### TASK DESCRIPTION
The only acceptable output is every entry, printed exactly.

[Saved data entries]
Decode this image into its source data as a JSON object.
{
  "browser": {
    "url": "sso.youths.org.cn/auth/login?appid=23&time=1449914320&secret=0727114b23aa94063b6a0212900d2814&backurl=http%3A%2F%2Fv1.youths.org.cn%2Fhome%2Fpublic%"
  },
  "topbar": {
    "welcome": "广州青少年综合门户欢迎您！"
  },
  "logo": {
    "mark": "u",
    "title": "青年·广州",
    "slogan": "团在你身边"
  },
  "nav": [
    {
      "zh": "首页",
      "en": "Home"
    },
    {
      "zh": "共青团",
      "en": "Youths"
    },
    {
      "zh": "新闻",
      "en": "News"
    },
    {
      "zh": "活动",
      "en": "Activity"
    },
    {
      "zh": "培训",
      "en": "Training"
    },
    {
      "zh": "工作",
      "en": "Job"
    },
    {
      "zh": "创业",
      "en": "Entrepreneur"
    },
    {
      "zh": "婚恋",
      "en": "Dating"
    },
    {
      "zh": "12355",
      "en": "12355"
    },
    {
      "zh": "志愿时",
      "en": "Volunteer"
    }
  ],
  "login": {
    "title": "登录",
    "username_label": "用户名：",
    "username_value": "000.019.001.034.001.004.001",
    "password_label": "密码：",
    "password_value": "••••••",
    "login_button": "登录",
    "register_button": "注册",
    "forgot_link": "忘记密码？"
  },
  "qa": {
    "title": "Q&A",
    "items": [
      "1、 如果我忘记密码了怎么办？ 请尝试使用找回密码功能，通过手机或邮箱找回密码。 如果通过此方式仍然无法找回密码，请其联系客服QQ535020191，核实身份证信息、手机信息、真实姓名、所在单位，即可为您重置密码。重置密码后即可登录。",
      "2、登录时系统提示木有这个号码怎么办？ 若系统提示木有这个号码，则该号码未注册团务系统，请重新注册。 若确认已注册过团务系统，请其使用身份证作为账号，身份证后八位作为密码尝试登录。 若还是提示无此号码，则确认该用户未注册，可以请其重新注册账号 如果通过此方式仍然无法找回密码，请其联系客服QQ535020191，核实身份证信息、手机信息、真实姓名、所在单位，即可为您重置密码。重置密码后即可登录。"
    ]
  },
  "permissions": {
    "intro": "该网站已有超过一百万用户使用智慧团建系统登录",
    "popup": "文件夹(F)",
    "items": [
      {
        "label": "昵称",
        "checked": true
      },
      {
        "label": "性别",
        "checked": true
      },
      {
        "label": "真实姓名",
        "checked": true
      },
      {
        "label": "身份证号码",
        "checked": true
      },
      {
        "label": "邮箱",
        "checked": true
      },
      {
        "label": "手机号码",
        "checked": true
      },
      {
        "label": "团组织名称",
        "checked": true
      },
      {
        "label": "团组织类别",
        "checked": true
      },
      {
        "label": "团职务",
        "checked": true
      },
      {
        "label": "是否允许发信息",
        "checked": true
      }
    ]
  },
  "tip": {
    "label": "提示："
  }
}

### EXERCISE RESPONSE
Decode this image into its source data as a JSON object.
{
  "browser": {
    "url": "sso.youths.org.cn/auth/login?appid=23&time=1449914320&secret=0727114b23aa94063b6a0212900d2814&backurl=http%3A%2F%2Fv1.youths.org.cn%2Fhome%2Fpublic%"
  },
  "topbar": {
    "welcome": "广州青少年综合门户欢迎您！"
  },
  "logo": {
    "mark": "u",
    "title": "青年·广州",
    "slogan": "团在你身边"
  },
  "nav": [
    {
      "zh": "首页",
      "en": "Home"
    },
    {
      "zh": "共青团",
      "en": "Youths"
    },
    {
      "zh": "新闻",
      "en": "News"
    },
    {
      "zh": "活动",
      "en": "Activity"
    },
    {
      "zh": "培训",
      "en": "Training"
    },
    {
      "zh": "工作",
      "en": "Job"
    },
    {
      "zh": "创业",
      "en": "Entrepreneur"
    },
    {
      "zh": "婚恋",
      "en": "Dating"
    },
    {
      "zh": "12355",
      "en": "12355"
    },
    {
      "zh": "志愿时",
      "en": "Volunteer"
    }
  ],
  "login": {
    "title": "登录",
    "username_label": "用户名：",
    "username_value": "000.019.001.034.001.004.001",
    "password_label": "密码：",
    "password_value": "••••••",
    "login_button": "登录",
    "register_button": "注册",
    "forgot_link": "忘记密码？"
  },
  "qa": {
    "title": "Q&A",
    "items": [
      "1、 如果我忘记密码了怎么办？ 请尝试使用找回密码功能，通过手机或邮箱找回密码。 如果通过此方式仍然无法找回密码，请其联系客服QQ535020191，核实身份证信息、手机信息、真实姓名、所在单位，即可为您重置密码。重置密码后即可登录。",
      "2、登录时系统提示木有这个号码怎么办？ 若系统提示木有这个号码，则该号码未注册团务系统，请重新注册。 若确认已注册过团务系统，请其使用身份证作为账号，身份证后八位作为密码尝试登录。 若还是提示无此号码，则确认该用户未注册，可以请其重新注册账号 如果通过此方式仍然无法找回密码，请其联系客服QQ535020191，核实身份证信息、手机信息、真实姓名、所在单位，即可为您重置密码。重置密码后即可登录。"
    ]
  },
  "permissions": {
    "intro": "该网站已有超过一百万用户使用智慧团建系统登录",
    "popup": "文件夹(F)",
    "items": [
      {
        "label": "昵称",
        "checked": true
      },
      {
        "label": "性别",
        "checked": true
      },
      {
        "label": "真实姓名",
        "checked": true
      },
      {
        "label": "身份证号码",
        "checked": true
      },
      {
        "label": "邮箱",
        "checked": true
      },
      {
        "label": "手机号码",
        "checked": true
      },
      {
        "label": "团组织名称",
        "checked": true
      },
      {
        "label": "团组织类别",
        "checked": true
      },
      {
        "label": "团职务",
        "checked": true
      },
      {
        "label": "是否允许发信息",
        "checked": true
      }
    ]
  },
  "tip": {
    "label": "提示："
  }
}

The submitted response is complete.